To do:
Please return the lines of the data that contain "challenge".

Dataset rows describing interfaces
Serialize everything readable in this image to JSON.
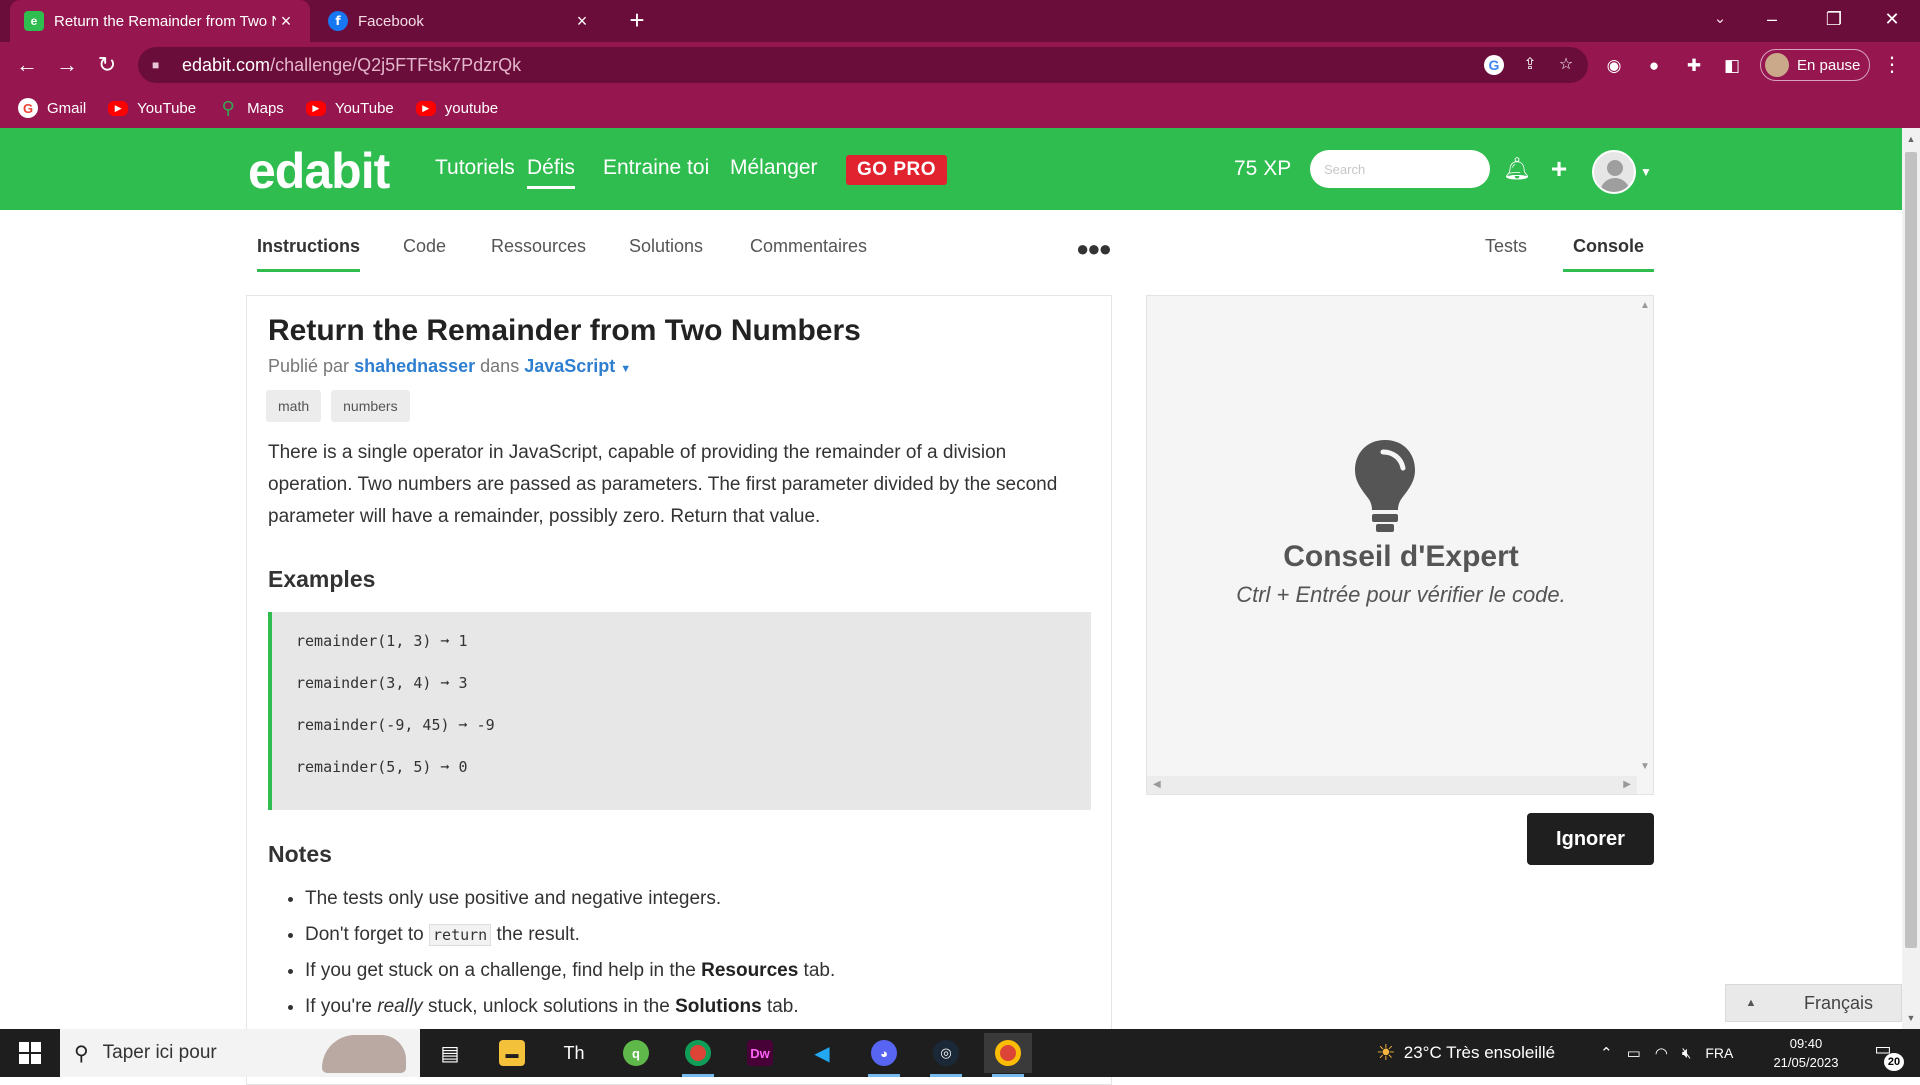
{
  "browser": {
    "tabs": [
      {
        "title": "Return the Remainder from Two N",
        "active": true
      },
      {
        "title": "Facebook",
        "active": false
      }
    ],
    "url_domain": "edabit.com",
    "url_path": "/challenge/Q2j5FTFtsk7PdzrQk",
    "profile_label": "En pause",
    "bookmarks": [
      "Gmail",
      "YouTube",
      "Maps",
      "YouTube",
      "youtube"
    ]
  },
  "header": {
    "logo": "edabit",
    "nav": [
      "Tutoriels",
      "Défis",
      "Entraine toi",
      "Mélanger"
    ],
    "active_nav": "Défis",
    "gopro": "GO PRO",
    "xp": "75 XP",
    "search_placeholder": "Search"
  },
  "tabs": {
    "left": [
      "Instructions",
      "Code",
      "Ressources",
      "Solutions",
      "Commentaires"
    ],
    "right": [
      "Tests",
      "Console"
    ],
    "active_left": "Instructions",
    "active_right": "Console"
  },
  "challenge": {
    "title": "Return the Remainder from Two Numbers",
    "published_by_prefix": "Publié par",
    "author": "shahednasser",
    "in_word": "dans",
    "language": "JavaScript",
    "tags": [
      "math",
      "numbers"
    ],
    "description": "There is a single operator in JavaScript, capable of providing the remainder of a division operation. Two numbers are passed as parameters. The first parameter divided by the second parameter will have a remainder, possibly zero. Return that value.",
    "examples_heading": "Examples",
    "examples": [
      "remainder(1, 3) ➞ 1",
      "remainder(3, 4) ➞ 3",
      "remainder(-9, 45) ➞ -9",
      "remainder(5, 5) ➞ 0"
    ],
    "notes_heading": "Notes",
    "notes": {
      "n1": "The tests only use positive and negative integers.",
      "n2_pre": "Don't forget to ",
      "n2_code": "return",
      "n2_post": " the result.",
      "n3_pre": "If you get stuck on a challenge, find help in the ",
      "n3_bold": "Resources",
      "n3_post": " tab.",
      "n4_pre": "If you're ",
      "n4_em": "really",
      "n4_mid": " stuck, unlock solutions in the ",
      "n4_bold": "Solutions",
      "n4_post": " tab."
    }
  },
  "console": {
    "tip_title": "Conseil d'Expert",
    "tip_text": "Ctrl + Entrée pour vérifier le code.",
    "ignore_label": "Ignorer"
  },
  "language_button": "Français",
  "taskbar": {
    "search_placeholder": "Taper ici pour",
    "weather": "23°C  Très ensoleillé",
    "lang": "FRA",
    "time": "09:40",
    "date": "21/05/2023",
    "notif_count": "20"
  },
  "colors": {
    "brand_green": "#2fbd4f",
    "gopro_red": "#e0232e",
    "chrome_dark": "#6b0d3a",
    "chrome_light": "#96164f",
    "link_blue": "#2f7fd1"
  }
}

Written answer:
    "url_path": "/challenge/Q2j5FTFtsk7PdzrQk",
  "challenge": {
      "n3_pre": "If you get stuck on a challenge, find help in the ",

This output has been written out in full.